[[ MATERIAL SHOWN open ]]

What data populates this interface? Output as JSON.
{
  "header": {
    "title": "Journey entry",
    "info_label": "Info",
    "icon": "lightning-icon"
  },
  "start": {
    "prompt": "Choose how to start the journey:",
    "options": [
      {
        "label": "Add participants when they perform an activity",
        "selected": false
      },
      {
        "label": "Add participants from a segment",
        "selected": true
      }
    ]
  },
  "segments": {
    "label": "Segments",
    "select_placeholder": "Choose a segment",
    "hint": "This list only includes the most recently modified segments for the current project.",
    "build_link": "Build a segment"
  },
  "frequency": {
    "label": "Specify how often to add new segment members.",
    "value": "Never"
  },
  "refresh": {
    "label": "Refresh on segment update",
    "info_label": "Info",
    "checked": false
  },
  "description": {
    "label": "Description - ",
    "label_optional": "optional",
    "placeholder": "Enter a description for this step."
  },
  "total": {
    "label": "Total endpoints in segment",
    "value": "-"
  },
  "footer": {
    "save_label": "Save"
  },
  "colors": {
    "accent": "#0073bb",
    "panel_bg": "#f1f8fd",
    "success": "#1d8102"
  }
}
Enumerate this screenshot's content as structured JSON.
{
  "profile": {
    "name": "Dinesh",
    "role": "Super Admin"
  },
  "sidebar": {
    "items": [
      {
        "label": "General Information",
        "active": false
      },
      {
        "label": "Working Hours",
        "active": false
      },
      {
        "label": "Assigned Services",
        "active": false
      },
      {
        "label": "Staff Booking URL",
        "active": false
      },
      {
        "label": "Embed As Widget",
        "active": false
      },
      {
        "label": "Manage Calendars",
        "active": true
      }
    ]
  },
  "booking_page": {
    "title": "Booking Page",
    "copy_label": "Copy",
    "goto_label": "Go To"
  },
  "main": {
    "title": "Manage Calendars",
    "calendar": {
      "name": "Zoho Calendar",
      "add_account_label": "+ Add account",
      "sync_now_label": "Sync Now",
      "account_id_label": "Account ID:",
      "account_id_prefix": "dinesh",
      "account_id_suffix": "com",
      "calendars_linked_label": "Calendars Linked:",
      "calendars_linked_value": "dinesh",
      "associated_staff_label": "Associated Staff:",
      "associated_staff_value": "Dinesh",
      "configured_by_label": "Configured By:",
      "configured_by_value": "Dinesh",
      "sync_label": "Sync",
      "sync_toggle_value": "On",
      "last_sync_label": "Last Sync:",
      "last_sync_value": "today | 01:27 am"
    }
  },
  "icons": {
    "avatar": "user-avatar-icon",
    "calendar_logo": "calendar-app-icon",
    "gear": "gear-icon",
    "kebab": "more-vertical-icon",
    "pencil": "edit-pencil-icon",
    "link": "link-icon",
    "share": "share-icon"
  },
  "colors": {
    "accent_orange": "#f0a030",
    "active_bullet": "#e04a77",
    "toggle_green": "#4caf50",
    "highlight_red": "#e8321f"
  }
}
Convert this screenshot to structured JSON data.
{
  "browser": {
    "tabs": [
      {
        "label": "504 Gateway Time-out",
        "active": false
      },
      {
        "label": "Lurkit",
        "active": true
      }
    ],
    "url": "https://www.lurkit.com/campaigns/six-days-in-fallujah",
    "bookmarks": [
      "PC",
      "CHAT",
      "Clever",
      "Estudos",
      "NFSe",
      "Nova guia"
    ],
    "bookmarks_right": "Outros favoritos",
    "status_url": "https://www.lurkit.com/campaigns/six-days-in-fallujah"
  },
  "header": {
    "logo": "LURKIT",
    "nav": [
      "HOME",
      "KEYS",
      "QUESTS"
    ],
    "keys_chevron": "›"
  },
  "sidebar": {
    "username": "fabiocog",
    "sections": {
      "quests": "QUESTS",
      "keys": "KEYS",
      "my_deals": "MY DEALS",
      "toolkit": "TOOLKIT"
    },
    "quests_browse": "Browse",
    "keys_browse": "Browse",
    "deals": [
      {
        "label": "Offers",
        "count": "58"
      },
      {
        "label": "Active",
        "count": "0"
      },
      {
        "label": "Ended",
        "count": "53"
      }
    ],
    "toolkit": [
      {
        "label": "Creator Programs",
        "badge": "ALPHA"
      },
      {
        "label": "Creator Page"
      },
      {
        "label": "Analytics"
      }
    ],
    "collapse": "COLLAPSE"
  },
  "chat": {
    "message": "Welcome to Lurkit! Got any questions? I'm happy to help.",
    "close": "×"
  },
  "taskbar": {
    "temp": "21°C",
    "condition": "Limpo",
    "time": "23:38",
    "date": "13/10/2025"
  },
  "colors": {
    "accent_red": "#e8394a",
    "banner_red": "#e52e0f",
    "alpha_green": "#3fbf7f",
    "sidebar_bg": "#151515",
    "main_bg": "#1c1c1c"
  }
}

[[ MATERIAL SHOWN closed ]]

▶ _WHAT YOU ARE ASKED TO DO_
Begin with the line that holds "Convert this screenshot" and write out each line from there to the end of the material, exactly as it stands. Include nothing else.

▶ _PROBLEM SOLUTION_
Convert this screenshot to structured JSON data.
{
  "browser": {
    "tabs": [
      {
        "label": "504 Gateway Time-out",
        "active": false
      },
      {
        "label": "Lurkit",
        "active": true
      }
    ],
    "url": "https://www.lurkit.com/campaigns/six-days-in-fallujah",
    "bookmarks": [
      "PC",
      "CHAT",
      "Clever",
      "Estudos",
      "NFSe",
      "Nova guia"
    ],
    "bookmarks_right": "Outros favoritos",
    "status_url": "https://www.lurkit.com/campaigns/six-days-in-fallujah"
  },
  "header": {
    "logo": "LURKIT",
    "nav": [
      "HOME",
      "KEYS",
      "QUESTS"
    ],
    "keys_chevron": "›"
  },
  "sidebar": {
    "username": "fabiocog",
    "sections": {
      "quests": "QUESTS",
      "keys": "KEYS",
      "my_deals": "MY DEALS",
      "toolkit": "TOOLKIT"
    },
    "quests_browse": "Browse",
    "keys_browse": "Browse",
    "deals": [
      {
        "label": "Offers",
        "count": "58"
      },
      {
        "label": "Active",
        "count": "0"
      },
      {
        "label": "Ended",
        "count": "53"
      }
    ],
    "toolkit": [
      {
        "label": "Creator Programs",
        "badge": "ALPHA"
      },
      {
        "label": "Creator Page"
      },
      {
        "label": "Analytics"
      }
    ],
    "collapse": "COLLAPSE"
  },
  "chat": {
    "message": "Welcome to Lurkit! Got any questions? I'm happy to help.",
    "close": "×"
  },
  "taskbar": {
    "temp": "21°C",
    "condition": "Limpo",
    "time": "23:38",
    "date": "13/10/2025"
  },
  "colors": {
    "accent_red": "#e8394a",
    "banner_red": "#e52e0f",
    "alpha_green": "#3fbf7f",
    "sidebar_bg": "#151515",
    "main_bg": "#1c1c1c"
  }
}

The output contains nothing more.